Americans trust their guts not only when picking a perfect burger and fries but also when selecting a political candidate.
“Particularly in this election. It’s almost all gut-level,” says Susan Tolchin, professor of public policy at George Mason University. One of her areas of expertise is voting trends.
“In a primary, where two candidates are so similar — even I might not be able to tell you substantial differences between Obama and Clinton, and I follow this quite closely — we trust our instincts,” says Ms. Tolchin, who has been teaching public policy since the early 1960s. “And why not? Some of the best decisions we make are gut-level decisions.”
One sign that emotions are of utmost importance in this election season, she says, is that outcomes have been so difficult to predict on both the Republican and Democratic side.
“Pollsters have been wrong so much during this election, it’s the only way to explain it,” she says.

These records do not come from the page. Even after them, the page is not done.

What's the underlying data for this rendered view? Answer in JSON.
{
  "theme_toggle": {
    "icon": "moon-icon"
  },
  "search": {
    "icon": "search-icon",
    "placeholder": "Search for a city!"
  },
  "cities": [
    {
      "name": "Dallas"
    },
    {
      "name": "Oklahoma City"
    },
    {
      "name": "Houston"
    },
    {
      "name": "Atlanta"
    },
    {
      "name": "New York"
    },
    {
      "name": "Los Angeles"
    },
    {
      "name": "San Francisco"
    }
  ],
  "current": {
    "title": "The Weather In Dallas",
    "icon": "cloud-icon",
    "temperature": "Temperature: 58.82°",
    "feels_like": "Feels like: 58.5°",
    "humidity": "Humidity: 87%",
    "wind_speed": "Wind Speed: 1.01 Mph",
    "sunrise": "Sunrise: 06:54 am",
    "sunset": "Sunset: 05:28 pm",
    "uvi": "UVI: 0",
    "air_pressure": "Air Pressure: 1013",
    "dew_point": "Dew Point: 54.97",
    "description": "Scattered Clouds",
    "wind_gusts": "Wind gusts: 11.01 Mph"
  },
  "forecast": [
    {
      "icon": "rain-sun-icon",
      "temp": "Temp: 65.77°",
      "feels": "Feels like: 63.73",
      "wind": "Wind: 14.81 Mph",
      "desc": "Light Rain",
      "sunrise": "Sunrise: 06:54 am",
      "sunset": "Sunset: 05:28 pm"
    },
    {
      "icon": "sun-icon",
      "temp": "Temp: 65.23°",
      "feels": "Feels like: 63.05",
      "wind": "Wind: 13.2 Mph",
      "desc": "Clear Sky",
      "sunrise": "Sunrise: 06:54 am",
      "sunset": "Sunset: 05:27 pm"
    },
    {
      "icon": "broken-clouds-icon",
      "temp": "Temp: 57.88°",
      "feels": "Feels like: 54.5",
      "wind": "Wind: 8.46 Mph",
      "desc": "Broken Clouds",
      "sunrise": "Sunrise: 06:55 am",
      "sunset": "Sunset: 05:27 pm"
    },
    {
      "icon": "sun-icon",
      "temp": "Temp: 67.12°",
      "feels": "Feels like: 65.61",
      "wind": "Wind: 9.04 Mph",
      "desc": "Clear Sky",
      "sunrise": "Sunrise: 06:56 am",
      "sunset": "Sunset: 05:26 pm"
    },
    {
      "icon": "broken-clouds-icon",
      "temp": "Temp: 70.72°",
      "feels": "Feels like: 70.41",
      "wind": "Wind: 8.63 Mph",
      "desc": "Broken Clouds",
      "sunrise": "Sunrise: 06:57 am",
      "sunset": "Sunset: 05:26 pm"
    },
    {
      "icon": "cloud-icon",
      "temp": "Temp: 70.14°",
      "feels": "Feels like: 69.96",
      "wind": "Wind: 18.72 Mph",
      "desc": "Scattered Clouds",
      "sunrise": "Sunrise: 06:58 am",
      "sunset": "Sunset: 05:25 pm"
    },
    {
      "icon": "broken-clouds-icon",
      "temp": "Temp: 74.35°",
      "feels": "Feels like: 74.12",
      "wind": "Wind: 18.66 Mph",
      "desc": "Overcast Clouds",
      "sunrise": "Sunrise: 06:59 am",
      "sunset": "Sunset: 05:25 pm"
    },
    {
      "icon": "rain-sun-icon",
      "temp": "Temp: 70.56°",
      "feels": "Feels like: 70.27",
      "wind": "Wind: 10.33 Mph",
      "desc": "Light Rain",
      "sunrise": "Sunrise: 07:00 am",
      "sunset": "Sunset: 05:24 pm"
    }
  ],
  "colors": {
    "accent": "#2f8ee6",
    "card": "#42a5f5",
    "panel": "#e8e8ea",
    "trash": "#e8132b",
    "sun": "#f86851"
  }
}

In election studies over the past four decades, it has been shown that after party affiliation (“My family and I have always voted Republican, so I will continue to do so”) voters tend to rate emotion as the second-most-important factor in their hierarchy of voting decisions.
“People will pick the person who inspires them,” says Drew Westen, author of “The Political Brain: The Role of Emotion in Deciding the Fate of the Nation” and professor of psychology at Emory University. “Or they may pick someone based on worry or fear.”
As in “I’m picking the candidate who makes me feel safe in this unsafe world” or, if you’re a Republican, “I’m picking the candidate who will ensure that we don’t lose our gains on the judicial-appointment side.”
Picking a candidate based on emotion means choosing while leaning heavily on intuition and instinct rather than basing decisions on the dissection and analysis of every aspect of a candidate’s platform — or, as it turns out, every aspect of jam, says Mr. Westen, offering the following on a survey of various jams:
During a taste test, people were asked to pick a favorite jam using two different criteria. One group simply was asked, “Which do you like best?” without having to qualify why. The other was asked first to rate several different qualities, such as texture and sweetness, before picking their overall favorite.
As it turned out, the first group (the one asked to pick a favorite without qualifying why) picked the jam that also was rated the highest by Consumer Reports’ panel of experts. The second group (the one asked to pick a favorite only after analyzing different attributes) picked one not favored by Consumer Reports.
“It says something about gut-level choices,” Mr. Westen says. “They’re important.”
But let’s move on from gut-level decisions and their implications on jam choices. … So, hope or fear? Which is stronger? Which trumps the other?
“It can be either,” Mr. Westen says. “Anxiety can be more important. On the other hand, if you have a transformational leader, like [Franklin D. Roosevelt] or Ronald Reagan, they may trump anxiety and fear.”
Ms. Tolchin says hope and inspiration often will trump fear, at least among the American electorate.
“Americans tend to be more positive,” she says. “We are moved by hope and inspiration.”
Our friends across the pond often express dismay that Americans treat presidential elections as popularity contests with little connection to substance.
“I think Europeans get it a little wrong. I think the American electorate is pretty smart, and pretty discerning,” says James Glass, government and politics professor at the University of Maryland at College Park.
“Our candidates are talking about the issues, but someone like Obama couches it in the language of emotion,” says Mr. Glass, who confesses to being an Obama fan. “He connects with the audience on a deeper level. … It’s not just about policy deconstruction. It’s about something broader that involves feelings and values.”
Reason and emotion don’t have to cancel each other out, Mr. Glass says. They’re intertwined and can complement each other.
“Call it intelligent emotions if you will,” he says.
So in the voting-decision waltz, reason and emotion are clutching each other in a tight embrace, which makes sense if you think about their origin.
“They are infused. When the brain evolved, reason was linked with emotion,” Mr. Westen says. “We were making life-and-death decisions before we developed the intricate architecture to calculate things like mortgage costs.
“And we still make most our important decisions — like picking a spouse — not by making a cost-benefit analysis, but based on our emotions,” he says. “A marriage based on cost-benefit analysis probably wouldn’t last very long.”
The question is whether the emotion will play as much of a role in the general election, when the candidates’ platforms will be quite different.
“I think people will be voting their gut throughout this election,” Ms. Tolchin says, adding that she sees this as a post-partisan era. “It’s an important decision, and we have to feel good about it. An American president is a king and prime minister at the same time who affects war and peace and the economy. What’s more important than that?”